This article was first published on 2008-12-05. Due to the age of this article, it is included here for archive purposes only.
Ai-yi-yi! Your Mac keeps crashing and won’t operate. This isn’t supposed to happen, right? Maybe it’s not even starting up all the way. What do you do then?
If you can, go through My First Mac’s 6 steps in Oh-No, My Mac Won’t Start. Now What!? But what if your Mac is still dead and those steps don’t apply? It’s time to go nuclear, and by that I mean it’s time to reinstall the operating system on your Mac.
This is when you need to locate that DVD that came with your Mac so you can do a reinstall. If your Mac will run and recognize your install DVD, insert it and run the installer. It will restart your Mac using the DVD as the main disk and let you install wipe your main hard drive. If your Mac isn’t starting from your main hard drive, it still might start from the DVD. Insert the disk and hit the power button while holding down the "C" key. That tells your Mac to start from whatever disk is in the optical drive.
At this point you can follow along from the installer instructions. Don’t forget to hit the Options button where you then can select “Archive and Install,” and then select “Preserve Users and Network Settings.” This will save your old files and some settings.
Sometimes your hard drive is hosed and you’ll need to do an Erase and Install. When you select this option, the drive will be erased, reformatted and the install will be brand new. That means that you will lose ALL the data from your hard drive. This is when you are really happy you’ve been backing up your data or really pissed that you haven’t been. If you’ve been using Time Machine, you can easily get files back from there.
Really, Really Screwed
OK, what do you do when your Mac won’t even get far enough along to start up from DVD? It’s time for start your drive in FireWire Target Disk mode. What happens in this scenario is that you restart your Mac holding down the "T" key, enabling Target Disk Mode. When you connect your Mac to another Mac with a FireWire cable, it responds like an external FireWire drive
At that point, you launch the installer from the second Mac and select the "disk" that is the first Mac as the destination for the install. It’s the same procedure as if you were to install the operating system on an external FireWire as a backup. By the way, that is a handy thing to do so you always have another option for starting up your Mac. It’s also a good way to keep older versions of Mac OS X around in case you need them.
Really, Really, Really Screwed
This really happened to me. I went through the above steps with my 5 year old PowerBook I’m writing this on a short while ago. I had to do Target Disk Mode because my optical drive is out on the PowerBook. When the install came to an end, it told me it couldn’t finish the install on my PowerBook hooked up to my Mac Pro. Or from from my MacBook. After a lot of searching on the web, I found out that an Intel based Mac can’t run an install on a PowerPC based Mac. I figure that the install disk has 2 versions to boot from, and if it gets booted from an Intel Mac, it can’t install a PowerPC Mac version.
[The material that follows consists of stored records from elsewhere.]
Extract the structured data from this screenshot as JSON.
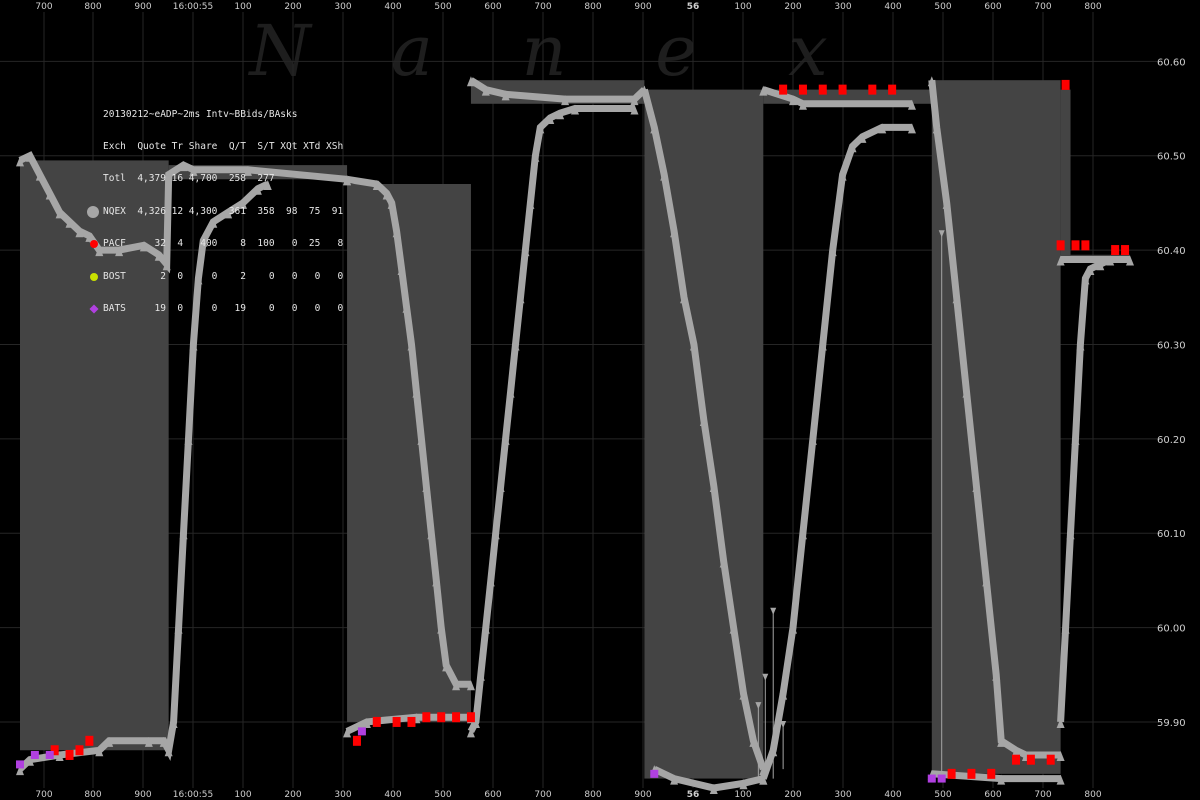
{
  "watermark": "Nanex",
  "chart_data": {
    "type": "area",
    "title": "20130212~eADP~2ms Intv~BBids/BAsks",
    "ylim": [
      59.83,
      60.63
    ],
    "y_ticks": [
      "60.60",
      "60.50",
      "60.40",
      "60.30",
      "60.20",
      "60.10",
      "60.00",
      "59.90"
    ],
    "y_tick_values": [
      60.6,
      60.5,
      60.4,
      60.3,
      60.2,
      60.1,
      60.0,
      59.9
    ],
    "x_tick_labels": [
      "700",
      "800",
      "900",
      "16:00:55",
      "100",
      "200",
      "300",
      "400",
      "500",
      "600",
      "700",
      "800",
      "900",
      "56",
      "100",
      "200",
      "300",
      "400",
      "500",
      "600",
      "700",
      "800"
    ],
    "grid": true,
    "colors": {
      "background": "#000000",
      "grid": "#262626",
      "axis_text": "#cfcfcf",
      "spread": "#444444",
      "nqex": "#a6a6a6",
      "pacf": "#ff0000",
      "bost": "#c8e000",
      "bats": "#b040e0",
      "watermark": "#1e1e1e"
    },
    "legend": {
      "header": [
        "Exch",
        "Quote",
        "Tr",
        "Share",
        "Q/T",
        "S/T",
        "XQt",
        "XTd",
        "XSh"
      ],
      "rows": [
        {
          "name": "Totl",
          "values": [
            "4,379",
            "16",
            "4,700",
            "258",
            "277",
            "",
            "",
            ""
          ]
        },
        {
          "name": "NQEX",
          "values": [
            "4,326",
            "12",
            "4,300",
            "361",
            "358",
            "98",
            "75",
            "91"
          ]
        },
        {
          "name": "PACF",
          "values": [
            "32",
            "4",
            "400",
            "8",
            "100",
            "0",
            "25",
            "8"
          ]
        },
        {
          "name": "BOST",
          "values": [
            "2",
            "0",
            "0",
            "2",
            "0",
            "0",
            "0",
            "0"
          ]
        },
        {
          "name": "BATS",
          "values": [
            "19",
            "0",
            "0",
            "19",
            "0",
            "0",
            "0",
            "0"
          ]
        }
      ]
    },
    "series": [
      {
        "name": "NQEX",
        "segments": [
          [
            [
              0,
              60.495
            ],
            [
              10,
              60.5
            ],
            [
              20,
              60.48
            ],
            [
              30,
              60.46
            ],
            [
              40,
              60.44
            ],
            [
              50,
              60.43
            ],
            [
              60,
              60.42
            ],
            [
              70,
              60.415
            ],
            [
              80,
              60.4
            ],
            [
              100,
              60.4
            ],
            [
              125,
              60.405
            ],
            [
              140,
              60.395
            ],
            [
              148,
              60.385
            ],
            [
              150,
              60.48
            ],
            [
              165,
              60.49
            ],
            [
              175,
              60.485
            ],
            [
              230,
              60.485
            ],
            [
              330,
              60.475
            ]
          ],
          [
            [
              330,
              60.475
            ],
            [
              360,
              60.47
            ],
            [
              370,
              60.46
            ],
            [
              375,
              60.45
            ],
            [
              380,
              60.42
            ],
            [
              385,
              60.38
            ],
            [
              390,
              60.34
            ],
            [
              395,
              60.3
            ],
            [
              400,
              60.25
            ],
            [
              405,
              60.2
            ],
            [
              410,
              60.15
            ],
            [
              415,
              60.1
            ],
            [
              420,
              60.05
            ],
            [
              425,
              60.0
            ],
            [
              430,
              59.96
            ],
            [
              440,
              59.94
            ],
            [
              455,
              59.94
            ]
          ],
          [
            [
              455,
              60.58
            ],
            [
              470,
              60.57
            ],
            [
              490,
              60.565
            ],
            [
              550,
              60.56
            ],
            [
              620,
              60.56
            ],
            [
              630,
              60.57
            ]
          ],
          [
            [
              630,
              60.57
            ],
            [
              640,
              60.53
            ],
            [
              650,
              60.48
            ],
            [
              660,
              60.42
            ],
            [
              670,
              60.35
            ],
            [
              680,
              60.3
            ],
            [
              690,
              60.22
            ],
            [
              700,
              60.15
            ],
            [
              710,
              60.07
            ],
            [
              720,
              60.0
            ],
            [
              730,
              59.93
            ],
            [
              740,
              59.88
            ],
            [
              750,
              59.85
            ]
          ],
          [
            [
              750,
              60.57
            ],
            [
              780,
              60.56
            ],
            [
              790,
              60.555
            ],
            [
              900,
              60.555
            ]
          ],
          [
            [
              920,
              60.58
            ],
            [
              925,
              60.53
            ],
            [
              935,
              60.45
            ],
            [
              945,
              60.35
            ],
            [
              955,
              60.25
            ],
            [
              965,
              60.15
            ],
            [
              975,
              60.05
            ],
            [
              985,
              59.95
            ],
            [
              990,
              59.88
            ],
            [
              1005,
              59.87
            ],
            [
              1015,
              59.865
            ],
            [
              1050,
              59.865
            ]
          ],
          [
            [
              1050,
              60.39
            ],
            [
              1120,
              60.39
            ]
          ]
        ]
      },
      {
        "name": "NQEX bid",
        "segments": [
          [
            [
              0,
              59.85
            ],
            [
              10,
              59.86
            ],
            [
              40,
              59.865
            ],
            [
              80,
              59.87
            ],
            [
              90,
              59.88
            ],
            [
              130,
              59.88
            ],
            [
              145,
              59.88
            ],
            [
              150,
              59.87
            ],
            [
              155,
              59.9
            ],
            [
              160,
              60.0
            ],
            [
              165,
              60.1
            ],
            [
              170,
              60.2
            ],
            [
              175,
              60.3
            ],
            [
              180,
              60.37
            ],
            [
              185,
              60.41
            ],
            [
              195,
              60.43
            ],
            [
              210,
              60.44
            ],
            [
              225,
              60.45
            ],
            [
              240,
              60.465
            ],
            [
              250,
              60.47
            ]
          ],
          [
            [
              330,
              59.89
            ],
            [
              350,
              59.9
            ],
            [
              400,
              59.905
            ],
            [
              455,
              59.905
            ]
          ],
          [
            [
              455,
              59.89
            ],
            [
              460,
              59.9
            ],
            [
              465,
              59.95
            ],
            [
              470,
              60.0
            ],
            [
              475,
              60.05
            ],
            [
              480,
              60.1
            ],
            [
              485,
              60.15
            ],
            [
              490,
              60.2
            ],
            [
              495,
              60.25
            ],
            [
              500,
              60.3
            ],
            [
              505,
              60.35
            ],
            [
              510,
              60.4
            ],
            [
              515,
              60.45
            ],
            [
              520,
              60.5
            ],
            [
              525,
              60.53
            ],
            [
              535,
              60.54
            ],
            [
              545,
              60.545
            ],
            [
              560,
              60.55
            ],
            [
              620,
              60.55
            ]
          ],
          [
            [
              640,
              59.85
            ],
            [
              660,
              59.84
            ],
            [
              700,
              59.83
            ],
            [
              730,
              59.835
            ],
            [
              750,
              59.84
            ]
          ],
          [
            [
              750,
              59.84
            ],
            [
              760,
              59.87
            ],
            [
              770,
              59.93
            ],
            [
              780,
              60.0
            ],
            [
              790,
              60.1
            ],
            [
              800,
              60.2
            ],
            [
              810,
              60.3
            ],
            [
              820,
              60.4
            ],
            [
              830,
              60.48
            ],
            [
              840,
              60.51
            ],
            [
              850,
              60.52
            ],
            [
              870,
              60.53
            ],
            [
              900,
              60.53
            ]
          ],
          [
            [
              920,
              59.845
            ],
            [
              990,
              59.84
            ],
            [
              1050,
              59.84
            ]
          ],
          [
            [
              1050,
              59.9
            ],
            [
              1055,
              60.0
            ],
            [
              1060,
              60.1
            ],
            [
              1065,
              60.2
            ],
            [
              1070,
              60.3
            ],
            [
              1075,
              60.37
            ],
            [
              1080,
              60.38
            ],
            [
              1090,
              60.385
            ],
            [
              1100,
              60.39
            ]
          ]
        ]
      }
    ],
    "blocks": [
      {
        "x": [
          0,
          150
        ],
        "y": [
          59.87,
          60.495
        ]
      },
      {
        "x": [
          150,
          330
        ],
        "y": [
          60.475,
          60.49
        ]
      },
      {
        "x": [
          330,
          455
        ],
        "y": [
          59.9,
          60.47
        ]
      },
      {
        "x": [
          455,
          630
        ],
        "y": [
          60.555,
          60.58
        ]
      },
      {
        "x": [
          630,
          750
        ],
        "y": [
          59.84,
          60.57
        ]
      },
      {
        "x": [
          750,
          920
        ],
        "y": [
          60.555,
          60.57
        ]
      },
      {
        "x": [
          920,
          1050
        ],
        "y": [
          59.845,
          60.58
        ]
      },
      {
        "x": [
          1050,
          1060
        ],
        "y": [
          60.39,
          60.57
        ]
      },
      {
        "x": [
          1060,
          1120
        ],
        "y": [
          60.39,
          60.395
        ]
      }
    ],
    "pacf_points": [
      [
        35,
        59.87
      ],
      [
        50,
        59.865
      ],
      [
        60,
        59.87
      ],
      [
        70,
        59.88
      ],
      [
        340,
        59.88
      ],
      [
        360,
        59.9
      ],
      [
        380,
        59.9
      ],
      [
        395,
        59.9
      ],
      [
        410,
        59.905
      ],
      [
        425,
        59.905
      ],
      [
        440,
        59.905
      ],
      [
        455,
        59.905
      ],
      [
        770,
        60.57
      ],
      [
        790,
        60.57
      ],
      [
        810,
        60.57
      ],
      [
        830,
        60.57
      ],
      [
        860,
        60.57
      ],
      [
        880,
        60.57
      ],
      [
        940,
        59.845
      ],
      [
        960,
        59.845
      ],
      [
        980,
        59.845
      ],
      [
        1005,
        59.86
      ],
      [
        1020,
        59.86
      ],
      [
        1040,
        59.86
      ],
      [
        1050,
        60.405
      ],
      [
        1065,
        60.405
      ],
      [
        1075,
        60.405
      ],
      [
        1055,
        60.575
      ],
      [
        1105,
        60.4
      ],
      [
        1115,
        60.4
      ]
    ],
    "bost_points": [],
    "bats_points": [
      [
        0,
        59.855
      ],
      [
        15,
        59.865
      ],
      [
        30,
        59.865
      ],
      [
        345,
        59.89
      ],
      [
        640,
        59.845
      ],
      [
        920,
        59.84
      ],
      [
        930,
        59.84
      ]
    ],
    "spikes": [
      [
        745,
        59.84,
        59.92
      ],
      [
        752,
        59.84,
        59.95
      ],
      [
        760,
        59.84,
        60.02
      ],
      [
        770,
        59.85,
        59.9
      ],
      [
        930,
        59.84,
        60.42
      ]
    ]
  }
}
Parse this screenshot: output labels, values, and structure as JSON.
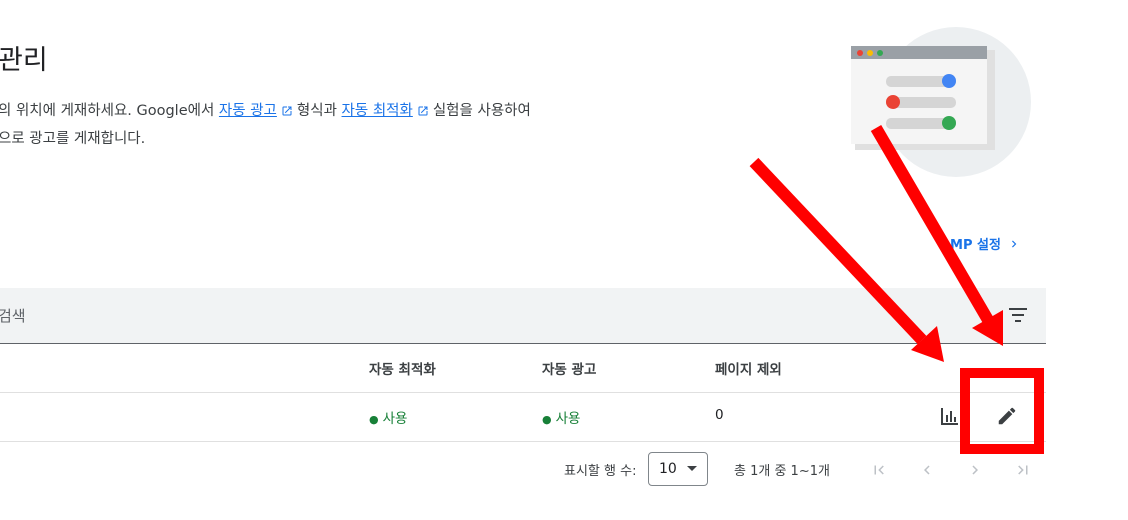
{
  "page": {
    "title": "관리",
    "description": {
      "part1": "의 위치에 게재하세요. Google에서 ",
      "link1": "자동 광고",
      "part2": "형식과 ",
      "link2": "자동 최적화",
      "part3": "실험을 사용하여",
      "line2": "으로 광고를 게재합니다."
    },
    "amp_link": "AMP 설정"
  },
  "search": {
    "placeholder": "검색"
  },
  "table": {
    "columns": [
      "자동 최적화",
      "자동 광고",
      "페이지 제외"
    ],
    "rows": [
      {
        "auto_optimize": "사용",
        "auto_ads": "사용",
        "page_exclusions": "0"
      }
    ]
  },
  "pagination": {
    "rows_label": "표시할 행 수:",
    "rows_value": "10",
    "range": "총 1개 중 1~1개"
  },
  "colors": {
    "accent": "#1a73e8",
    "status_on": "#188038",
    "annotation": "#ff0000"
  },
  "icons": [
    "external-link-icon",
    "chevron-right-icon",
    "filter-icon",
    "bar-chart-icon",
    "pencil-icon",
    "first-page-icon",
    "prev-page-icon",
    "next-page-icon",
    "last-page-icon"
  ]
}
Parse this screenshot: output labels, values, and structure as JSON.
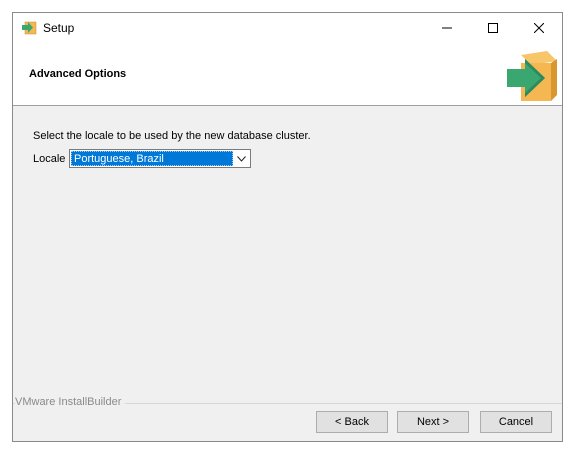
{
  "window": {
    "title": "Setup",
    "app_icon": "installer-box-icon",
    "controls": {
      "minimize": "minimize-icon",
      "maximize": "maximize-icon",
      "close": "close-icon"
    }
  },
  "header": {
    "title": "Advanced Options",
    "icon": "installer-box-arrow-icon"
  },
  "content": {
    "description": "Select the locale to be used by the new database cluster.",
    "locale_label": "Locale",
    "locale_value": "Portuguese, Brazil"
  },
  "footer": {
    "brand": "VMware InstallBuilder",
    "back_label": "< Back",
    "next_label": "Next >",
    "cancel_label": "Cancel"
  },
  "colors": {
    "selection": "#0078d7",
    "accent_green": "#3aa771",
    "box_orange": "#f4b752"
  }
}
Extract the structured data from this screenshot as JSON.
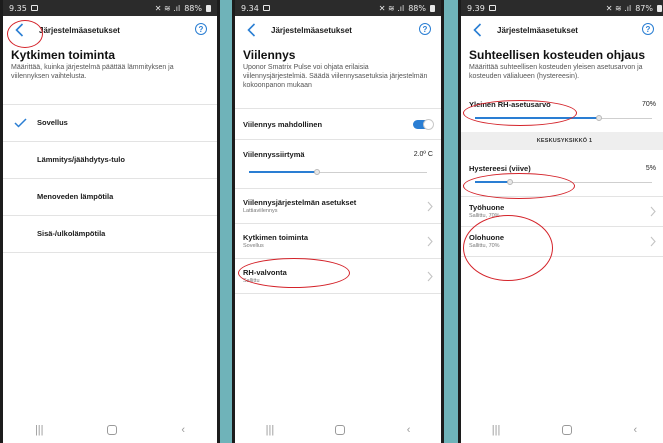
{
  "colors": {
    "accent": "#2a7ed3",
    "annotation": "#d4232a",
    "background": "#6fb3b9"
  },
  "icons": {
    "back": "chevron-left-icon",
    "help": "question-circle-icon",
    "check": "check-icon",
    "chevron": "chevron-right-icon"
  },
  "screen1": {
    "status": {
      "time": "9.35",
      "right": "88%"
    },
    "title": "Järjestelmäasetukset",
    "help": "?",
    "heading": "Kytkimen toiminta",
    "desc": "Määrittää, kuinka järjestelmä päättää lämmityksen ja viilennyksen vaihtelusta.",
    "items": [
      {
        "label": "Sovellus",
        "selected": true
      },
      {
        "label": "Lämmitys/jäähdytys-tulo",
        "selected": false
      },
      {
        "label": "Menoveden lämpötila",
        "selected": false
      },
      {
        "label": "Sisä-/ulkolämpötila",
        "selected": false
      }
    ]
  },
  "screen2": {
    "status": {
      "time": "9.34",
      "right": "88%"
    },
    "title": "Järjestelmäasetukset",
    "help": "?",
    "heading": "Viilennys",
    "desc": "Uponor Smatrix Pulse voi ohjata erilaisia viilennysjärjestelmiä. Säädä viilennysasetuksia järjestelmän kokoonpanon mukaan",
    "cooling_enabled_label": "Viilennys mahdollinen",
    "cooling_enabled": true,
    "offset_label": "Viilennyssiirtymä",
    "offset_value": "2.0º C",
    "offset_slider": 0.38,
    "items": [
      {
        "label": "Viilennysjärjestelmän asetukset",
        "sub": "Lattiaviilennys"
      },
      {
        "label": "Kytkimen toiminta",
        "sub": "Sovellus"
      },
      {
        "label": "RH-valvonta",
        "sub": "Sallittu"
      }
    ]
  },
  "screen3": {
    "status": {
      "time": "9.39",
      "right": "87%"
    },
    "title": "Järjestelmäasetukset",
    "help": "?",
    "heading": "Suhteellisen kosteuden ohjaus",
    "desc": "Määrittää suhteellisen kosteuden yleisen asetusarvon ja kosteuden välialueen (hystereesin).",
    "rh_label": "Yleinen RH-asetusarvo",
    "rh_value": "70%",
    "rh_slider": 0.7,
    "section": "KESKUSYKSIKKÖ 1",
    "hyst_label": "Hystereesi (viive)",
    "hyst_value": "5%",
    "hyst_slider": 0.2,
    "rooms": [
      {
        "label": "Työhuone",
        "sub": "Sallittu, 70%"
      },
      {
        "label": "Olohuone",
        "sub": "Sallittu, 70%"
      }
    ]
  }
}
I don’t know why, but that’s the way it is.
At that point I realized I had to track down ANOTHER working PowerPC Mac, so I went to visit my Friend’s G5 PowerMac. Once I hooked up the PowerBook in Target Disk Mode, it all went according to plan. And of course I ran Software update a few times, until the update that originally wrecked machine did it again. And then I started over. Again.
So before you kick your Mac to the curb or throw it through a window, don’t forget that a reinstall will cure most any software problem. It won’t fix your hardware, but it should get your Mac back to square one.
Do you have any war stories to share? Let us know in the Comments section below!